Today’s post comes from Clyde of Mankato.
I was born too late. Just too late. Too late for the “Tiny House” craze. It all starts with my childhood and ends with my daughter.
My childhood had two tiny houses in it, more like cabins, but they could have been homes. Even then I dreamed that one day I would live in a small one-room house. I did not think that I would meet a wonderful big city girl who had no such dream.
The first of the cabins in my childhood was along the otherwise uninhabited road to our farm. It belonged to an old man who lived in town. His outhouse did not bother me; our house, at that time, had only an outhouse. What happened to it, you ask? His grandson tore it down and built a large 1970’s era split-level house. I cannot blame him. It has a view of Lake Superior from its higher floors. (The header drawing is of that cabin.)
The second of the cabins had only one twelve-by-fifteen room. “The Shack” we called it, built by my brother and a friend on the edge of our fields 600 yards from our house. My brother and his friend went off to the Navy, thus ceding use of the cabin to me and my best friend, the younger brother of the man who helped my brother build The Shack. Dennis and I often slept there, after peddling into town to buy a load of sugar for our night’s pleasure. It had no outhouse, simply lots of nearby brush. What happened to it, you ask? In reality nothing, by which I mean it has melted itself into the ground. In my imagination it is the primary setting of my second novel. However, for the demands of the fiction, I tore it down and replaced it with a modern small home, but not a tiny house.
Our house on the North Shore was small, barely 1400 square feet. We did not find it lacking, in part because of our view over Lake Superior. Today we live in an apartment of 650 square feet, which we find cozy and perfect. When Sandy and I watch the TV shows on tiny houses, she always exclaims how small they are and how she could not live in one. I always dream the tiny house is mine. My daughter and her husband have plans to build a tiny house as their only home when they retire.

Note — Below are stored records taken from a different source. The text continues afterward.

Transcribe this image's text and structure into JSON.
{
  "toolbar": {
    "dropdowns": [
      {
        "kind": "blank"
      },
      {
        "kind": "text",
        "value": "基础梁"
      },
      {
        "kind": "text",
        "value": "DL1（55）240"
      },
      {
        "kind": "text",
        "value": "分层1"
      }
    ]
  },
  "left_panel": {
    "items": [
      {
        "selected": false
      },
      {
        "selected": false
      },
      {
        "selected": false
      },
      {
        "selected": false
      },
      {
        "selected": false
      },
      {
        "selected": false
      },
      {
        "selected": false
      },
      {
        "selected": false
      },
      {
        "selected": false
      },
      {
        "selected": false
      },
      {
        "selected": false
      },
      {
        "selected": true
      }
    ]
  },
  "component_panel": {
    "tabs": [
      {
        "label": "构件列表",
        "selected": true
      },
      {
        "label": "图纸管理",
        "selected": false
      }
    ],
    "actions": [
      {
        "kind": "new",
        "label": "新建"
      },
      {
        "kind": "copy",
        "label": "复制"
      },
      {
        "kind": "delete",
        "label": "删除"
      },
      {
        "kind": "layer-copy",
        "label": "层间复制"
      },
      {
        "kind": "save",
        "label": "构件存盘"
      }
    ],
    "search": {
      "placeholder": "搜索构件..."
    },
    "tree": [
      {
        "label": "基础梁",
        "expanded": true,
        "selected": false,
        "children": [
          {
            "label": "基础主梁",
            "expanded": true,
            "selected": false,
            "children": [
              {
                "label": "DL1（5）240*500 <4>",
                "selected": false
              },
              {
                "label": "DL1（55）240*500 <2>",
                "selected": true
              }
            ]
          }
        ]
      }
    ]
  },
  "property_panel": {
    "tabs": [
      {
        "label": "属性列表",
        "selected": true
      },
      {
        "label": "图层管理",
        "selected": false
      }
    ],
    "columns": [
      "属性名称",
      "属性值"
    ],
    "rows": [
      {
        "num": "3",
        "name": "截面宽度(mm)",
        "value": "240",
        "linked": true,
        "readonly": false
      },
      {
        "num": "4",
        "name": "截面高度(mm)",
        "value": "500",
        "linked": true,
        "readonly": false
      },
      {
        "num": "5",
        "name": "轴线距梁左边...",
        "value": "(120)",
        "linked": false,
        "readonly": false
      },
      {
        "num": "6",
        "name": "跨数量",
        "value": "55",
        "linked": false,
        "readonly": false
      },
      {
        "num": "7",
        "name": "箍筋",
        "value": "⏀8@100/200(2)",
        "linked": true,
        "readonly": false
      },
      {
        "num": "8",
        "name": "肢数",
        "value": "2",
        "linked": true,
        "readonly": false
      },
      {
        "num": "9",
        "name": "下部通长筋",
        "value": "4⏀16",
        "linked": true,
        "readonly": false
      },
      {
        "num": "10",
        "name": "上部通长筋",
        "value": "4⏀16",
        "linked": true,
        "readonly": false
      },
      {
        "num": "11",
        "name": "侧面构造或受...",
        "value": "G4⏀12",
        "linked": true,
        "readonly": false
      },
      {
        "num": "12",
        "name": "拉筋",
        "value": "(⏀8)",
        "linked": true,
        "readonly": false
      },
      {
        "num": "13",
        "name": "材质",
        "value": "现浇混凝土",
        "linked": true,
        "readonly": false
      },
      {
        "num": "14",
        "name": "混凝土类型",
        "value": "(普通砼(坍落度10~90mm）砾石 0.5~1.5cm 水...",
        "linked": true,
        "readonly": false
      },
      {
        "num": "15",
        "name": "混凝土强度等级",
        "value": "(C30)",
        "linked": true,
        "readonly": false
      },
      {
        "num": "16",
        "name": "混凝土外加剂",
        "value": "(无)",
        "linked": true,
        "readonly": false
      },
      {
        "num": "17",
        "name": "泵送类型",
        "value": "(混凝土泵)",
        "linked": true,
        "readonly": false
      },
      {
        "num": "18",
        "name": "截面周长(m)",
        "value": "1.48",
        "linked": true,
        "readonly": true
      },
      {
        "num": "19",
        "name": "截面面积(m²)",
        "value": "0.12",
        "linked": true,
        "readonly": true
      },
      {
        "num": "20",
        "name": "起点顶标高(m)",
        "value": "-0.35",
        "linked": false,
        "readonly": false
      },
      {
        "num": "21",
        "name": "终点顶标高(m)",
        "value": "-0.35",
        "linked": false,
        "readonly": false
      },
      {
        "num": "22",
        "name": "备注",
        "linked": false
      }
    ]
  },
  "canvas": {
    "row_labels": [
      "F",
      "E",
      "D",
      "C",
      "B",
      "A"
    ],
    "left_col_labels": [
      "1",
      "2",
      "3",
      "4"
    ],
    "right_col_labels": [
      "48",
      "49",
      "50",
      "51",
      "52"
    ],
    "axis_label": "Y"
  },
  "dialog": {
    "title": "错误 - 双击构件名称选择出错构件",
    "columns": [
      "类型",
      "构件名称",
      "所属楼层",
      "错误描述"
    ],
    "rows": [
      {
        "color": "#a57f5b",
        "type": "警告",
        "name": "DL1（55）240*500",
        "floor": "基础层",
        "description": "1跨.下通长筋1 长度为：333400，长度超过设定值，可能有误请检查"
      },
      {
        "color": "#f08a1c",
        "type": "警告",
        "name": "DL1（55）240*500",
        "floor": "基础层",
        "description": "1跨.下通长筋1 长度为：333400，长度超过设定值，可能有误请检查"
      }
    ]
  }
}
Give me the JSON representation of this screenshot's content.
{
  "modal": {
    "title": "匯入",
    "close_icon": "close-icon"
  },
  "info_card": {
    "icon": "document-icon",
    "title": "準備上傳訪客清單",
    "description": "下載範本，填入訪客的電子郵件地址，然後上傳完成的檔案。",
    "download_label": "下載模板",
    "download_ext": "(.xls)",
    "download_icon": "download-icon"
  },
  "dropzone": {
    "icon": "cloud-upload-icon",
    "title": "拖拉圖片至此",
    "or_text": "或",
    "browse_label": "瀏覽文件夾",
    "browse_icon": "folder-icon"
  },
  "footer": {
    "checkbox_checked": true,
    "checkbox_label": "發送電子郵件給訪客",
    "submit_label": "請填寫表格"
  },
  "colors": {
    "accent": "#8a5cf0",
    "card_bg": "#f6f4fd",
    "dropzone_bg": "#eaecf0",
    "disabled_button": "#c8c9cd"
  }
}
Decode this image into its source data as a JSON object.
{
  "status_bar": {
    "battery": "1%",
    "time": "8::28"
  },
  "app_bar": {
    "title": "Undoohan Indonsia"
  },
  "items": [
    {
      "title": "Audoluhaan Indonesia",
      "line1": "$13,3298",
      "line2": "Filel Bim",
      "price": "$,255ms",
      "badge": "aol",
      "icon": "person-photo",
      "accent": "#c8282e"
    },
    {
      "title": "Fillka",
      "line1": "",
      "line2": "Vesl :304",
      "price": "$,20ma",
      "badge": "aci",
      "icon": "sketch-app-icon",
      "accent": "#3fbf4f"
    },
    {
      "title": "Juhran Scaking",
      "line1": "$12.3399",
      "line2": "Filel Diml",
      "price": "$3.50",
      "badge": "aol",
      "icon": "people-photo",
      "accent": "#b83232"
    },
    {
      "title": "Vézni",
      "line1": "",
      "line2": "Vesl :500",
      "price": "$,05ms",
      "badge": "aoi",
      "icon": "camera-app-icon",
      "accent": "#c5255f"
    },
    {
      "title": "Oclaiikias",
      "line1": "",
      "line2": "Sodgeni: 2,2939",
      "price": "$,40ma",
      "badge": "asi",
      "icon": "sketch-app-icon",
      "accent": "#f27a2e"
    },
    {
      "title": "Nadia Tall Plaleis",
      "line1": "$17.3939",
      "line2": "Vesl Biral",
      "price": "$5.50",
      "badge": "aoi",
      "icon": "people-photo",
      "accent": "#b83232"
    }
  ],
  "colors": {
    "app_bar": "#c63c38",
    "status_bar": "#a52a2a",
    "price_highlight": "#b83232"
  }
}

The tiny house fad, it seems to me, says something about our culture. We rush to the extremes: 4000 square feet or 400 square feet. Why not something of 900 to 1200 square feet, for example?
Could you live in a tiny house, say 400-500 square feet?